Some water splashes over the edge as Hannibal climbs in and settles himself behind Will.  There’s a bit of confusion over whose legs are going where, and a less-than-sexy coughing fit.  Nonetheless, when everything settles out, Will finds himself comfortably leaning back against Hannibal’s chest and wrapped up in familiar arms strong enough that they could carry him, were Will less grumpy about being babied.

“There,” he says contentedly.  “Much less risk of drowning now.”

Hannibal smooths Will’s wet hair back against his skull and reaches for the shampoo.  Will lets himself drift, warm and cared-for and mostly happy, other than the lingering desire to rip out his own throat to make the scratching, stinging pain stop.

They linger a long time until the water cools and eventually Will does let Hannibal carry him back to bed, but as payback he explains Jell-O.  Hannibal counters with some sort of horrible-sounding aspic-based dessert idea, and they compromise on ice cream.  

Day Five:

Will spends most of the day on the sofa with the dogs, who are near-frantic at having him shut away in the bedroom for two days.  They glom onto him from the moment he emerges, and can hardly be persuaded to leave his side for food or romps in the yard.

He can’t quite manage to focus on a book, but he finds some very soothing fishing shows on one of the outdoor-sports channels.  Later in the afternoon when those run out, he settles into a marathon of bad movies punctuated by naps.

Hannibal shuttles back and forth from the kitchen, where he’s tending a vat of consommé, bringing Will endless cups of honeyed tea.  He appears to be endlessly pleased that Will’s fever has broken and he’s feeling well enough to be out of their room.  Will rather suspects that Hannibal credits the improvement entirely to his damn soup.

Will continues to admire the view every time Hannibal walks away from him, back into the kitchen.  He’s just about decided to go on living, rattling cough or no rattling cough.

Day Six:

Feeling just about human again, Will declares that he’s going to take the dogs for their afternoon walk.  As they leave the yard, he pretends not to notice Hannibal hovering at one of the windows watching to make sure Will doesn’t have a fainting spell or whatever it is that Hannibal fears.  They don’t make it far before he tires out and turns them back for home, but it feels good to get some fresh air and sunshine.  

Back inside, Will kicks off his shoes and goes to find Hannibal to prove he’s alive and well.  He finds his husband in the study, nose in a book, doing a good job of pretending he hasn’t been fretting about Will’s absence for half an hour.

He drops onto the sofa and makes a pest of himself until Hannibal puts the book aside and gives him a welcome-home kiss.  Will does his best to turn that into a proper kiss.  It’s been days after all, days that he’s been tired and cranky and not in any state or mood for –
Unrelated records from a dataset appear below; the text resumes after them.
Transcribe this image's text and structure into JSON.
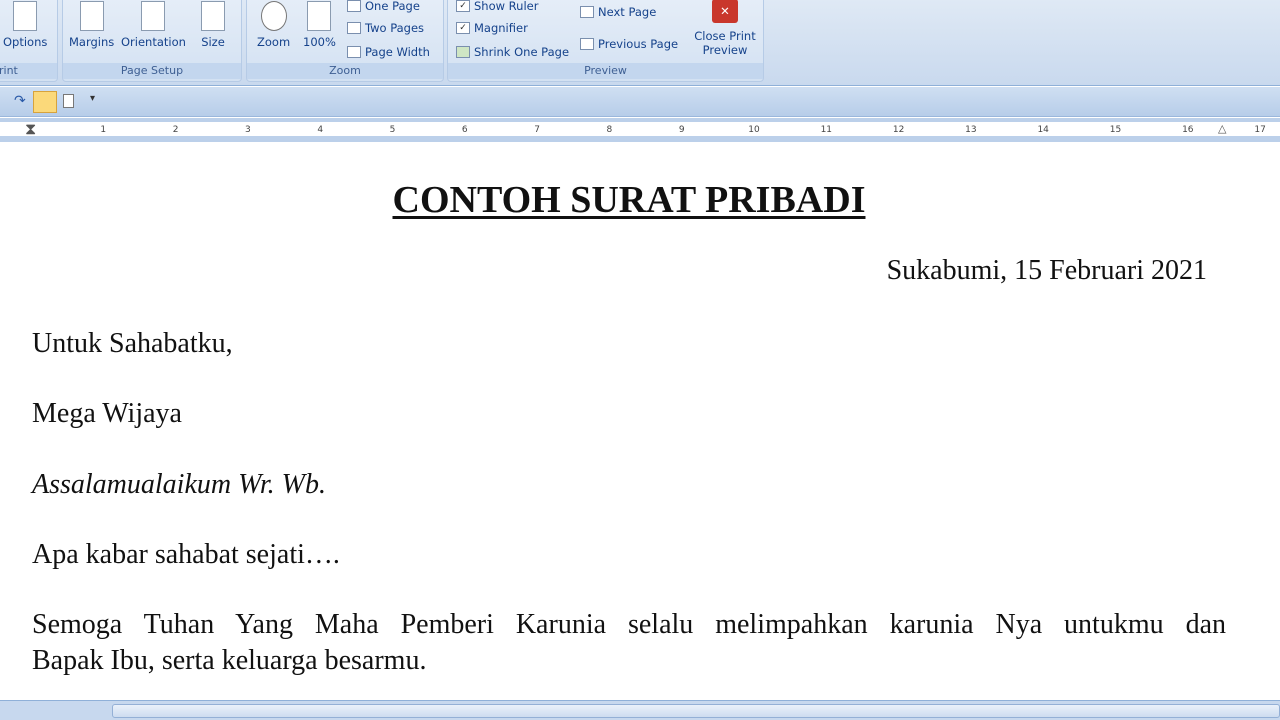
{
  "ribbon": {
    "print_group": {
      "options": "Options",
      "label": "rint"
    },
    "page_setup": {
      "margins": "Margins",
      "orientation": "Orientation",
      "size": "Size",
      "label": "Page Setup"
    },
    "zoom": {
      "zoom": "Zoom",
      "hundred": "100%",
      "one_page": "One Page",
      "two_pages": "Two Pages",
      "page_width": "Page Width",
      "label": "Zoom"
    },
    "preview": {
      "show_ruler": "Show Ruler",
      "show_ruler_checked": true,
      "magnifier": "Magnifier",
      "magnifier_checked": true,
      "shrink": "Shrink One Page",
      "next_page": "Next Page",
      "previous_page": "Previous Page",
      "close": "Close Print Preview",
      "label": "Preview"
    }
  },
  "ruler": {
    "numbers": [
      "1",
      "2",
      "3",
      "4",
      "5",
      "6",
      "7",
      "8",
      "9",
      "10",
      "11",
      "12",
      "13",
      "14",
      "15",
      "16",
      "17"
    ]
  },
  "document": {
    "title": "CONTOH SURAT PRIBADI",
    "date": "Sukabumi, 15 Februari 2021",
    "greeting": "Untuk Sahabatku,",
    "name": "Mega Wijaya",
    "salam": "Assalamualaikum Wr. Wb.",
    "line1": "Apa kabar sahabat sejati….",
    "para_line1": "Semoga Tuhan Yang Maha Pemberi Karunia selalu melimpahkan karunia Nya untukmu dan",
    "para_line2": "Bapak Ibu, serta keluarga besarmu."
  }
}
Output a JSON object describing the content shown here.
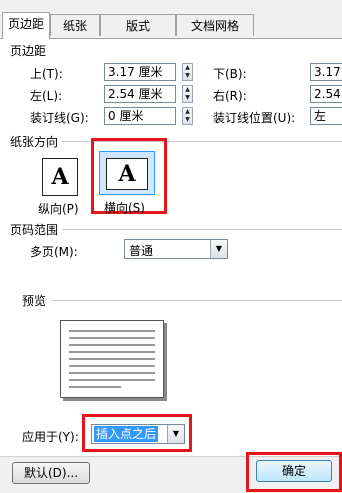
{
  "tabs": [
    {
      "label": "页边距",
      "active": true
    },
    {
      "label": "纸张",
      "active": false
    },
    {
      "label": "版式",
      "active": false
    },
    {
      "label": "文档网格",
      "active": false
    }
  ],
  "margins": {
    "section_title": "页边距",
    "top_label": "上(T):",
    "top_value": "3.17 厘米",
    "bottom_label": "下(B):",
    "bottom_value": "3.17",
    "left_label": "左(L):",
    "left_value": "2.54 厘米",
    "right_label": "右(R):",
    "right_value": "2.54",
    "gutter_label": "装订线(G):",
    "gutter_value": "0 厘米",
    "gutter_pos_label": "装订线位置(U):",
    "gutter_pos_value": "左"
  },
  "orientation": {
    "section_title": "纸张方向",
    "portrait_label": "纵向(P)",
    "landscape_label": "横向(S)",
    "glyph": "A",
    "selected": "landscape"
  },
  "pages": {
    "section_title": "页码范围",
    "multiple_label": "多页(M):",
    "multiple_value": "普通"
  },
  "preview": {
    "section_title": "预览"
  },
  "apply": {
    "label": "应用于(Y):",
    "value": "插入点之后"
  },
  "buttons": {
    "default_label": "默认(D)...",
    "ok_label": "确定"
  },
  "colors": {
    "highlight_frame": "#e8141b",
    "selection": "#3399ff"
  }
}
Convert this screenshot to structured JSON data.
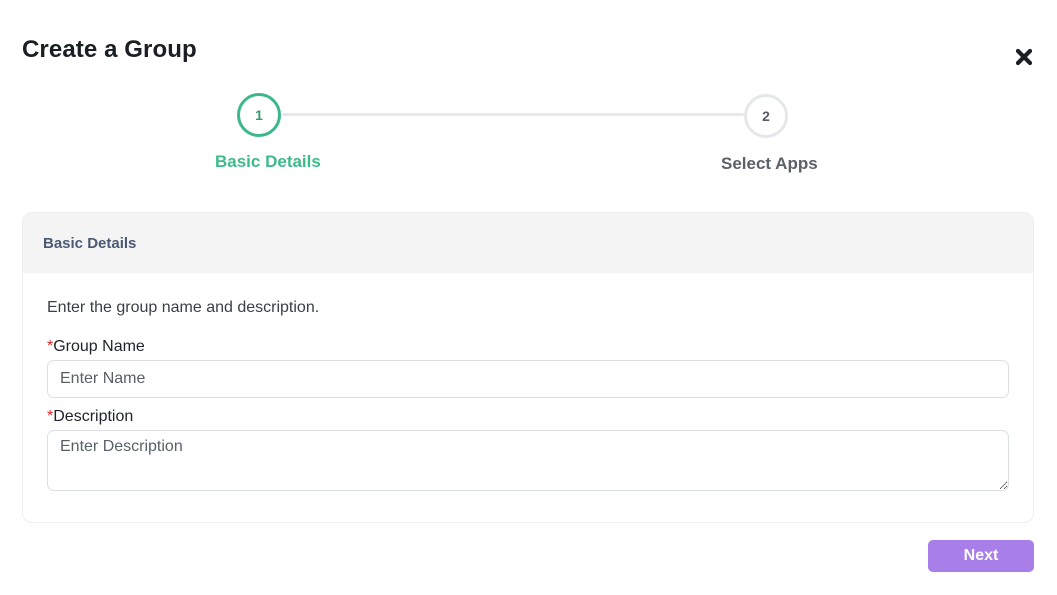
{
  "dialog": {
    "title": "Create a Group",
    "close_icon": "close-icon"
  },
  "stepper": {
    "steps": [
      {
        "number": "1",
        "label": "Basic Details",
        "state": "active"
      },
      {
        "number": "2",
        "label": "Select Apps",
        "state": "inactive"
      }
    ],
    "active_color": "#3dbb8a",
    "inactive_color": "#5c6168"
  },
  "card": {
    "header": "Basic Details",
    "description": "Enter the group name and description.",
    "fields": {
      "group_name": {
        "required_mark": "*",
        "label": "Group Name",
        "placeholder": "Enter Name",
        "value": ""
      },
      "description": {
        "required_mark": "*",
        "label": "Description",
        "placeholder": "Enter Description",
        "value": ""
      }
    }
  },
  "footer": {
    "next_label": "Next",
    "next_color": "#a87ee8"
  }
}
Hannibal pulls away from the kiss suddenly, with the oddest expression, and Will wonders for a moment if he’s somehow done something wrong.  Startled Hannibal, failed to brush his teeth, something?

Hannibal makes a strangled little noise and then sneezes, twice.